***** EXCERPTED RECORDS *****
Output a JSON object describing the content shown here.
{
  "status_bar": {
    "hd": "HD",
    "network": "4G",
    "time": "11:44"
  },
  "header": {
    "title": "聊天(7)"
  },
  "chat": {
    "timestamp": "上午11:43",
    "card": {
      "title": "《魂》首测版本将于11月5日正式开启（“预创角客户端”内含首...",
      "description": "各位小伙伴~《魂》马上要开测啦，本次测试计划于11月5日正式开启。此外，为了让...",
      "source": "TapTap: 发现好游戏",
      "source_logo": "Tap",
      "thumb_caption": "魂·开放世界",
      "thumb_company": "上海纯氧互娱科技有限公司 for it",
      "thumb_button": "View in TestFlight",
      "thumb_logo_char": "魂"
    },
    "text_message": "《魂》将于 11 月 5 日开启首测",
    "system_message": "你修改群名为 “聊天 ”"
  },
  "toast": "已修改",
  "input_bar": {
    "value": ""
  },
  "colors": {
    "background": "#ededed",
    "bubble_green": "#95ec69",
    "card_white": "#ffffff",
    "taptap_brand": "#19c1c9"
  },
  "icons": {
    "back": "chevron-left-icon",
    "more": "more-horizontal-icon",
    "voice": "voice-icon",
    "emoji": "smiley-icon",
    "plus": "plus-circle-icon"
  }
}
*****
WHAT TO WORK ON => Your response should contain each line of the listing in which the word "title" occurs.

EXPECTED ANSWER =>
    "title": "聊天(7)"
      "title": "《魂》首测版本将于11月5日正式开启（“预创角客户端”内含首...",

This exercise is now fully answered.